Hi all this is my first blog, last year I post my intention to do a project about an RAF D boat that my Father served on and as a precursor to that build That I was going to do this S/E boat as the hull design is shared by both, and as plastic kit modeller the kit great the first stage was to put together the decks and superstructure as normal, with the exception of all the bits that would be easily broken as most kit aircraft modellers aerials and guns tend to brake ,so long ago I got into the habit of making these out brass rod or bar using a mini drill and a set of needle files, holding the drill in my left hand and the files in my right, when started this I saw the number of stanches I needed so I came across this little beauty a mini bead lathe it is a great bit of kit and not expensive less than £50 and plenty of types and accessories available so all the stanches aerials hand rails, gun rails, horn, and some of the components for the rudder and tiller were made on this lathe. so good time being had in my first radio control boat. the next post will show all the parts for the rudder/tiller setup ( I have reposted blog because I think I did not do it properly first time round)

Attached Photos - Click To View Large

Response by RNinMunich on the 21st Oct 2018
Ok Peter, ich schau mal was sich finden lässt! 😉
Title is "Drehen für Modellbauer, Band 1; Das ABC des Hobbydrehers", Author Jürgen Eichart, Publisher VTH Fachbuch.
Verlag für Technik und Handwerk neue Medien GmbH.
WWW.vth.de
Alles Gute, Doug 😎
Response by RNinMunich on the 21st Oct 2018
Heartily agree TJ above all never wear a tie or loose clothing while working with rotating machinery.
And never ever leave the key in the chuck!
Remember at school in the metal workshop seeing a chuck key whizz across the room and out the window - without bothering to open it first!
I thought the teacher was going to have an apoplectic fit.
Any half decent tutorial book on lathe-work will have a chapter devoted to safety.
Cheers, Doug 😎
Response by RNinMunich on the 21st Oct 2018
Sorry Peter, I've scoured the VTH site and no trace of English translations, although they specifically reserve the translation rights!
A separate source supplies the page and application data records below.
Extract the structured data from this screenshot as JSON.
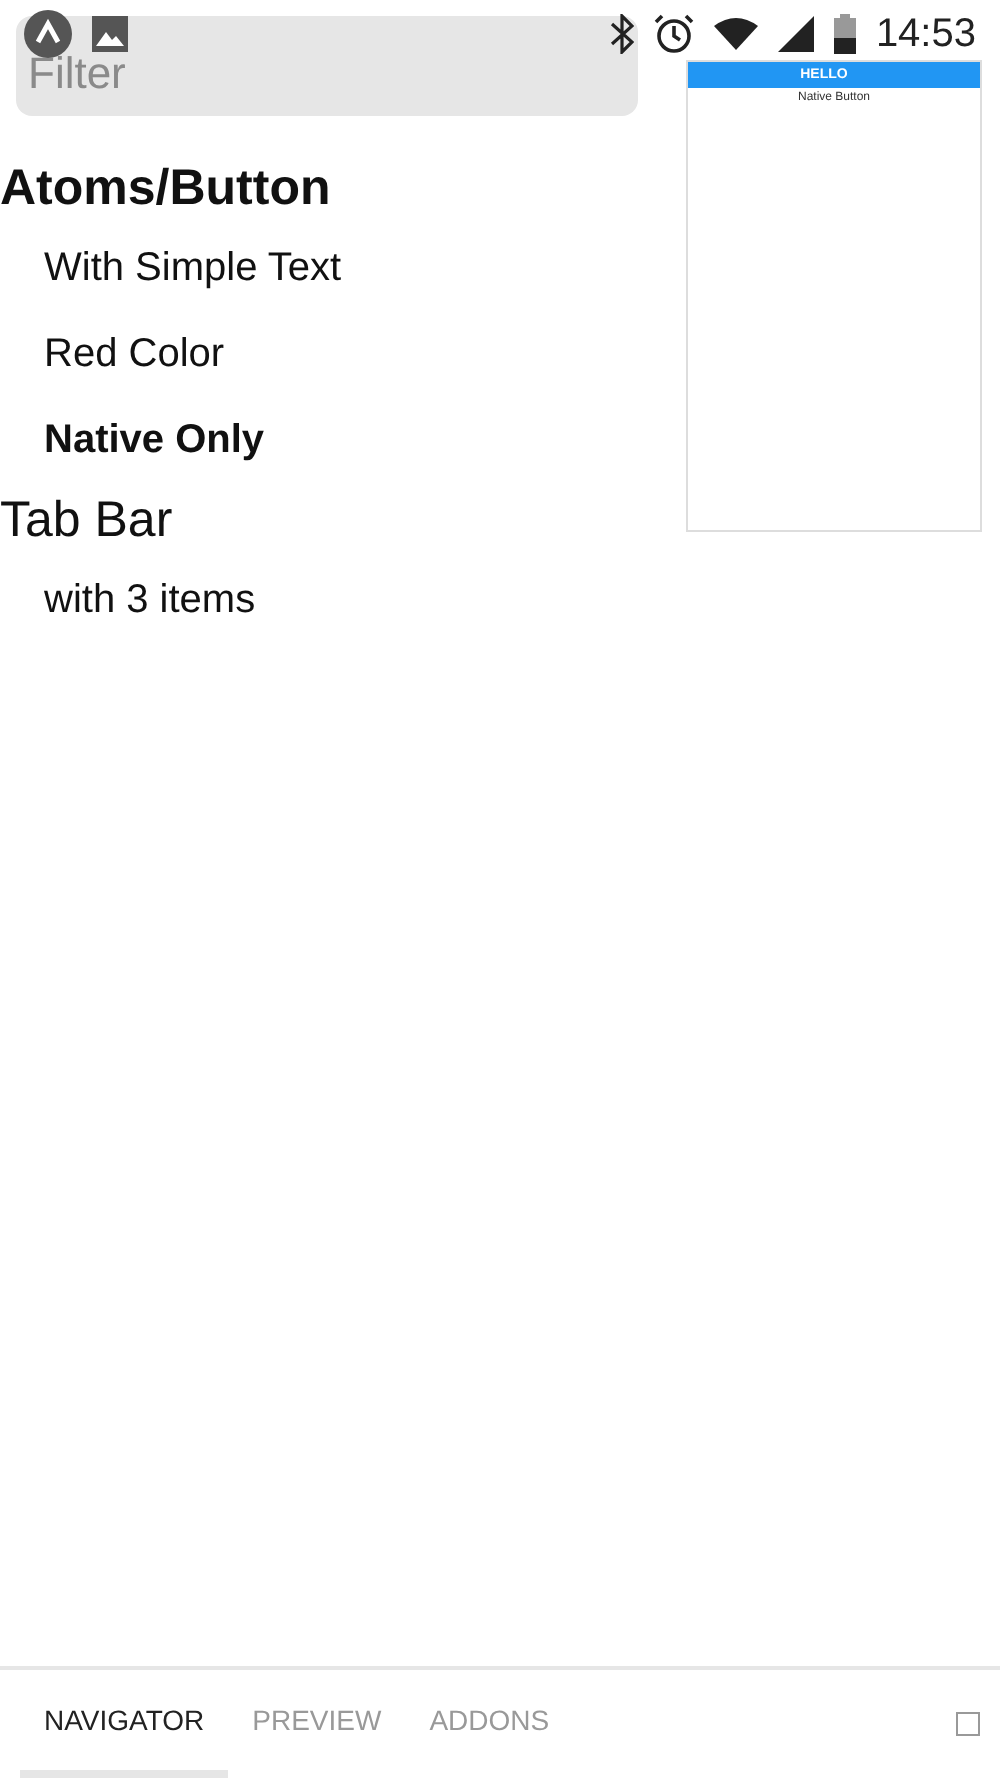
{
  "status_bar": {
    "time": "14:53"
  },
  "filter": {
    "placeholder": "Filter"
  },
  "stories": [
    {
      "name": "Atoms/Button",
      "selected": true,
      "children": [
        {
          "name": "With Simple Text",
          "selected": false
        },
        {
          "name": "Red Color",
          "selected": false
        },
        {
          "name": "Native Only",
          "selected": true
        }
      ]
    },
    {
      "name": "Tab Bar",
      "selected": false,
      "children": [
        {
          "name": "with 3 items",
          "selected": false
        }
      ]
    }
  ],
  "preview": {
    "header": "HELLO",
    "button": "Native Button"
  },
  "tabs": [
    {
      "label": "NAVIGATOR",
      "selected": true
    },
    {
      "label": "PREVIEW",
      "selected": false
    },
    {
      "label": "ADDONS",
      "selected": false
    }
  ]
}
RATS! 😡
Shame co there's a lot of useful hints, tips and tables in it and it's well illustrated with many photos and drawings.
Doug